Q: How does starting a biotechnology company figure into this equation?

A: It may sound cliché, but when we say “do whatever it takes” we mean it — including founding a new company and assembling a veteran management team to run it. As parents, we just could not live with the fact that certain assets were languishing undeveloped despite serious potential to help our son and other children with his disease. Akashi Therapeutics picked up three of those assets and has a growing pipeline of promising drugs.

Q: How is Charley doing?

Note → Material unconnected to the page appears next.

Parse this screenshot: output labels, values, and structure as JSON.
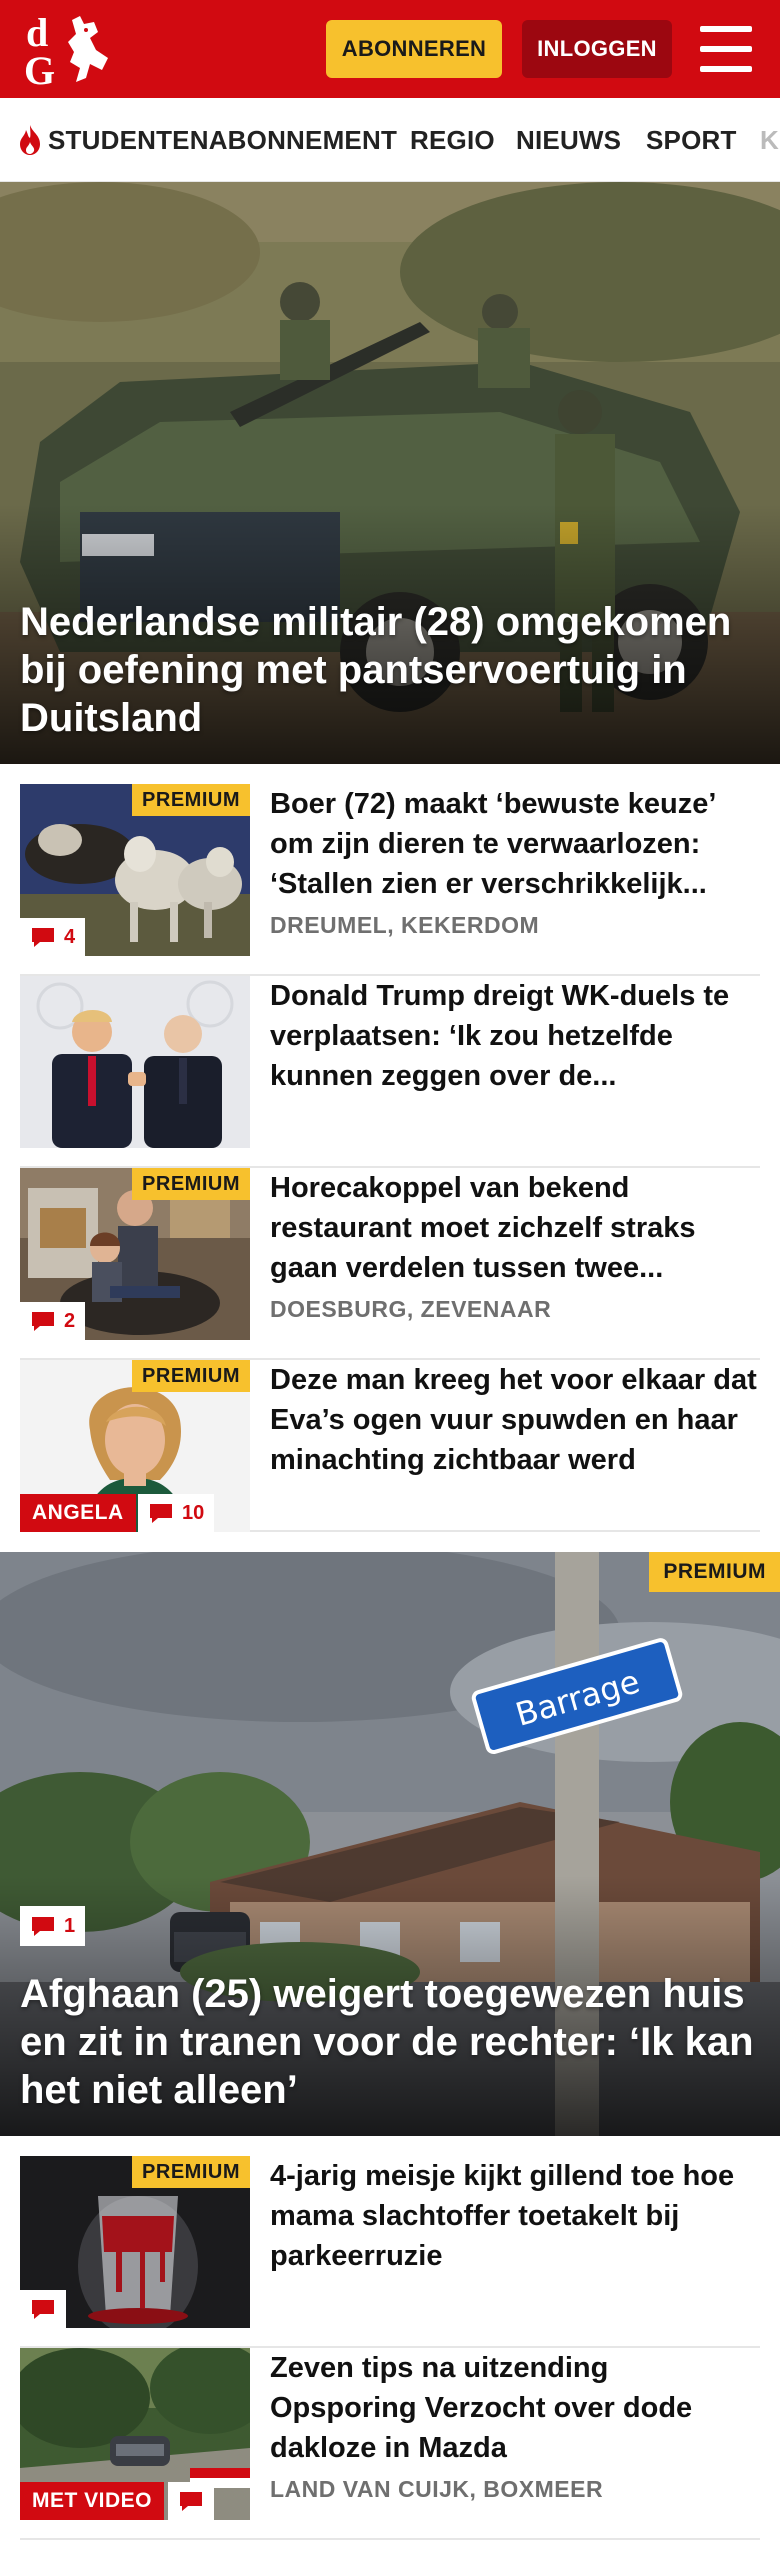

A: Under the circumstances, I would say he’s terrific. Duchenne is a beast and there are certainly times when he gets down. Participating in a clinical trial with the exhausting travel schedule and many doctor visits is a drain on the entire family. But he has an amazing ability to put the grief aside and get back to the business of enjoying life. At the moment his top three “things I love” would probably be the alt-rock band Arctic Monkeys, Key and Peele comedy skits, and coconut Chobani yogurt.